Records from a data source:
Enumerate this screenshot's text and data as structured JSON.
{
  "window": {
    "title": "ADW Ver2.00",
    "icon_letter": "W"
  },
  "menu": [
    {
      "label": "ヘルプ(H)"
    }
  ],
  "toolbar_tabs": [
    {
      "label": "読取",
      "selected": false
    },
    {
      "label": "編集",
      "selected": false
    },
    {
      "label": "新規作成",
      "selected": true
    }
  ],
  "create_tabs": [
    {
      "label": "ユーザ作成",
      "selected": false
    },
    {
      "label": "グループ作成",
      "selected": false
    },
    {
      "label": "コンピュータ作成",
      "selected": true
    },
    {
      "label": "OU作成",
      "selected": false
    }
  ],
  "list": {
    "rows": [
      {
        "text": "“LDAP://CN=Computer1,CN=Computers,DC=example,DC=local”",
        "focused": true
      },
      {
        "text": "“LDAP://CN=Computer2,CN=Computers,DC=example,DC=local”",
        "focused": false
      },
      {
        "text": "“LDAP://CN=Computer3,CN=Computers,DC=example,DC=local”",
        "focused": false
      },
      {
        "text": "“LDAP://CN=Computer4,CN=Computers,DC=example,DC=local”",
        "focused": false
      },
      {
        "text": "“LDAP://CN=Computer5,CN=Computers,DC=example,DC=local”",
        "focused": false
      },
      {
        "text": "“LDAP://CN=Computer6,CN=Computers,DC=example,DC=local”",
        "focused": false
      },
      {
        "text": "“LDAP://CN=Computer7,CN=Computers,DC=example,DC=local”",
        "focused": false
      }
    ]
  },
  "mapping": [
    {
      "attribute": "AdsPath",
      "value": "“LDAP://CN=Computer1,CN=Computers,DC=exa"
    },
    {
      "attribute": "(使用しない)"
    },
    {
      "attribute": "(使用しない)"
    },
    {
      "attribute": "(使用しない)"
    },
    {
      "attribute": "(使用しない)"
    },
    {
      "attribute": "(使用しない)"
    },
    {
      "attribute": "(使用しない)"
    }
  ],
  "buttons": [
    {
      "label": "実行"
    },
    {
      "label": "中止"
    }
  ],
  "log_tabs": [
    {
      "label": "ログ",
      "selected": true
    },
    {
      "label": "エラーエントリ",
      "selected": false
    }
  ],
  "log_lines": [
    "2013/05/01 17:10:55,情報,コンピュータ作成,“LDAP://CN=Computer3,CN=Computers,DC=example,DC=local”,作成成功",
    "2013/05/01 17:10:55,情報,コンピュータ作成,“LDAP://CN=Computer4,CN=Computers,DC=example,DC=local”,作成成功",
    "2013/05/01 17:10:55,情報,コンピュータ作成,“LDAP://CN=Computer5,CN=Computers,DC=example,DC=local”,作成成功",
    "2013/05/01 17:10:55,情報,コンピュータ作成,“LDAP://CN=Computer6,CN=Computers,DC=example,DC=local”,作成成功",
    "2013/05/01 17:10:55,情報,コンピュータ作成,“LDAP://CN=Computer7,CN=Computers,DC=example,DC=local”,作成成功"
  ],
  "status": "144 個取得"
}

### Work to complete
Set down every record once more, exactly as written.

### Solution for this task
Enumerate this screenshot's text and data as structured JSON.
{
  "window": {
    "title": "ADW Ver2.00",
    "icon_letter": "W"
  },
  "menu": [
    {
      "label": "ヘルプ(H)"
    }
  ],
  "toolbar_tabs": [
    {
      "label": "読取",
      "selected": false
    },
    {
      "label": "編集",
      "selected": false
    },
    {
      "label": "新規作成",
      "selected": true
    }
  ],
  "create_tabs": [
    {
      "label": "ユーザ作成",
      "selected": false
    },
    {
      "label": "グループ作成",
      "selected": false
    },
    {
      "label": "コンピュータ作成",
      "selected": true
    },
    {
      "label": "OU作成",
      "selected": false
    }
  ],
  "list": {
    "rows": [
      {
        "text": "“LDAP://CN=Computer1,CN=Computers,DC=example,DC=local”",
        "focused": true
      },
      {
        "text": "“LDAP://CN=Computer2,CN=Computers,DC=example,DC=local”",
        "focused": false
      },
      {
        "text": "“LDAP://CN=Computer3,CN=Computers,DC=example,DC=local”",
        "focused": false
      },
      {
        "text": "“LDAP://CN=Computer4,CN=Computers,DC=example,DC=local”",
        "focused": false
      },
      {
        "text": "“LDAP://CN=Computer5,CN=Computers,DC=example,DC=local”",
        "focused": false
      },
      {
        "text": "“LDAP://CN=Computer6,CN=Computers,DC=example,DC=local”",
        "focused": false
      },
      {
        "text": "“LDAP://CN=Computer7,CN=Computers,DC=example,DC=local”",
        "focused": false
      }
    ]
  },
  "mapping": [
    {
      "attribute": "AdsPath",
      "value": "“LDAP://CN=Computer1,CN=Computers,DC=exa"
    },
    {
      "attribute": "(使用しない)"
    },
    {
      "attribute": "(使用しない)"
    },
    {
      "attribute": "(使用しない)"
    },
    {
      "attribute": "(使用しない)"
    },
    {
      "attribute": "(使用しない)"
    },
    {
      "attribute": "(使用しない)"
    }
  ],
  "buttons": [
    {
      "label": "実行"
    },
    {
      "label": "中止"
    }
  ],
  "log_tabs": [
    {
      "label": "ログ",
      "selected": true
    },
    {
      "label": "エラーエントリ",
      "selected": false
    }
  ],
  "log_lines": [
    "2013/05/01 17:10:55,情報,コンピュータ作成,“LDAP://CN=Computer3,CN=Computers,DC=example,DC=local”,作成成功",
    "2013/05/01 17:10:55,情報,コンピュータ作成,“LDAP://CN=Computer4,CN=Computers,DC=example,DC=local”,作成成功",
    "2013/05/01 17:10:55,情報,コンピュータ作成,“LDAP://CN=Computer5,CN=Computers,DC=example,DC=local”,作成成功",
    "2013/05/01 17:10:55,情報,コンピュータ作成,“LDAP://CN=Computer6,CN=Computers,DC=example,DC=local”,作成成功",
    "2013/05/01 17:10:55,情報,コンピュータ作成,“LDAP://CN=Computer7,CN=Computers,DC=example,DC=local”,作成成功"
  ],
  "status": "144 個取得"
}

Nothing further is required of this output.